### TASK REQUIREMENTS
In the copy you make of the entries, no picture should appear, and every word must match.
******************************
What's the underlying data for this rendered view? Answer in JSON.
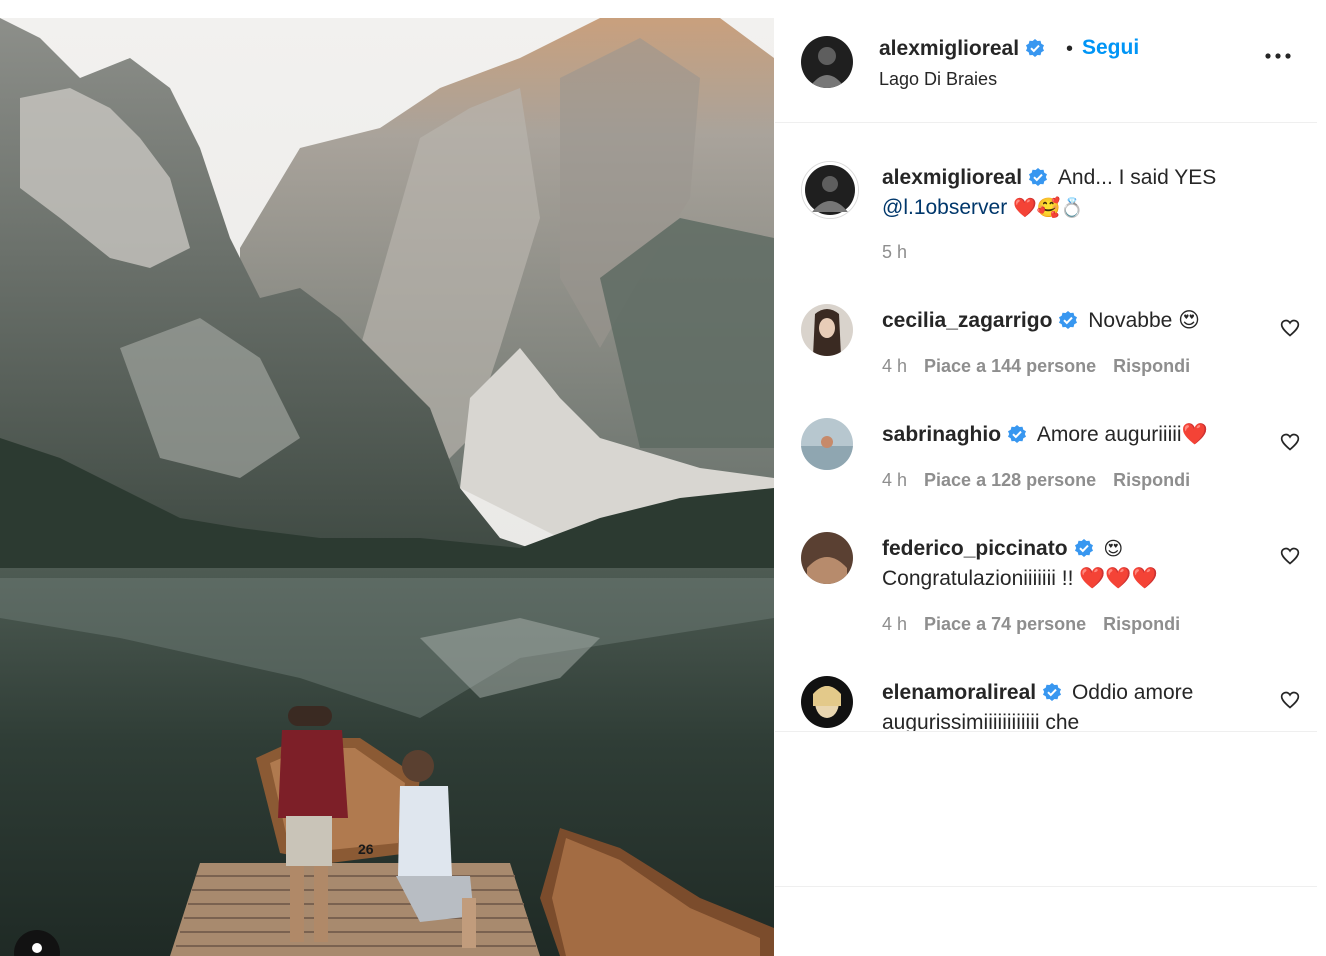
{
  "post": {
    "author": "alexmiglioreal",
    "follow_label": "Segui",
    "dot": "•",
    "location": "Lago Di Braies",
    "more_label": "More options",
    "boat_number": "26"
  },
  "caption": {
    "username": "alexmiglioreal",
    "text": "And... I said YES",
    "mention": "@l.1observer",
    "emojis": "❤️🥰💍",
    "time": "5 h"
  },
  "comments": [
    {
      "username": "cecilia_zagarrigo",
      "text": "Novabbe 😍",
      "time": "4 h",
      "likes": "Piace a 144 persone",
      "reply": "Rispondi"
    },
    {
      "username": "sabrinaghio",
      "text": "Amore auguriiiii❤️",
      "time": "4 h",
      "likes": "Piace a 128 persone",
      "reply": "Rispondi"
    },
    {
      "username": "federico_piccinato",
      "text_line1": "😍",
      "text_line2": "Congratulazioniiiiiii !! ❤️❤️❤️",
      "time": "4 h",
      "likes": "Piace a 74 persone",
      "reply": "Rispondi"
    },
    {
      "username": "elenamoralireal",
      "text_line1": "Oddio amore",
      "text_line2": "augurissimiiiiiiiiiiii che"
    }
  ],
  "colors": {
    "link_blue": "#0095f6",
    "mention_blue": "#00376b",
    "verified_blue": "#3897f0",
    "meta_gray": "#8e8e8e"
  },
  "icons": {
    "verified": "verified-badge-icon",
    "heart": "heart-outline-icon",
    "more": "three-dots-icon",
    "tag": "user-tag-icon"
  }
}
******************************
### SOLUTION FOR THIS PROBLEM
What's the underlying data for this rendered view? Answer in JSON.
{
  "post": {
    "author": "alexmiglioreal",
    "follow_label": "Segui",
    "dot": "•",
    "location": "Lago Di Braies",
    "more_label": "More options",
    "boat_number": "26"
  },
  "caption": {
    "username": "alexmiglioreal",
    "text": "And... I said YES",
    "mention": "@l.1observer",
    "emojis": "❤️🥰💍",
    "time": "5 h"
  },
  "comments": [
    {
      "username": "cecilia_zagarrigo",
      "text": "Novabbe 😍",
      "time": "4 h",
      "likes": "Piace a 144 persone",
      "reply": "Rispondi"
    },
    {
      "username": "sabrinaghio",
      "text": "Amore auguriiiii❤️",
      "time": "4 h",
      "likes": "Piace a 128 persone",
      "reply": "Rispondi"
    },
    {
      "username": "federico_piccinato",
      "text_line1": "😍",
      "text_line2": "Congratulazioniiiiiii !! ❤️❤️❤️",
      "time": "4 h",
      "likes": "Piace a 74 persone",
      "reply": "Rispondi"
    },
    {
      "username": "elenamoralireal",
      "text_line1": "Oddio amore",
      "text_line2": "augurissimiiiiiiiiiiii che"
    }
  ],
  "colors": {
    "link_blue": "#0095f6",
    "mention_blue": "#00376b",
    "verified_blue": "#3897f0",
    "meta_gray": "#8e8e8e"
  },
  "icons": {
    "verified": "verified-badge-icon",
    "heart": "heart-outline-icon",
    "more": "three-dots-icon",
    "tag": "user-tag-icon"
  }
}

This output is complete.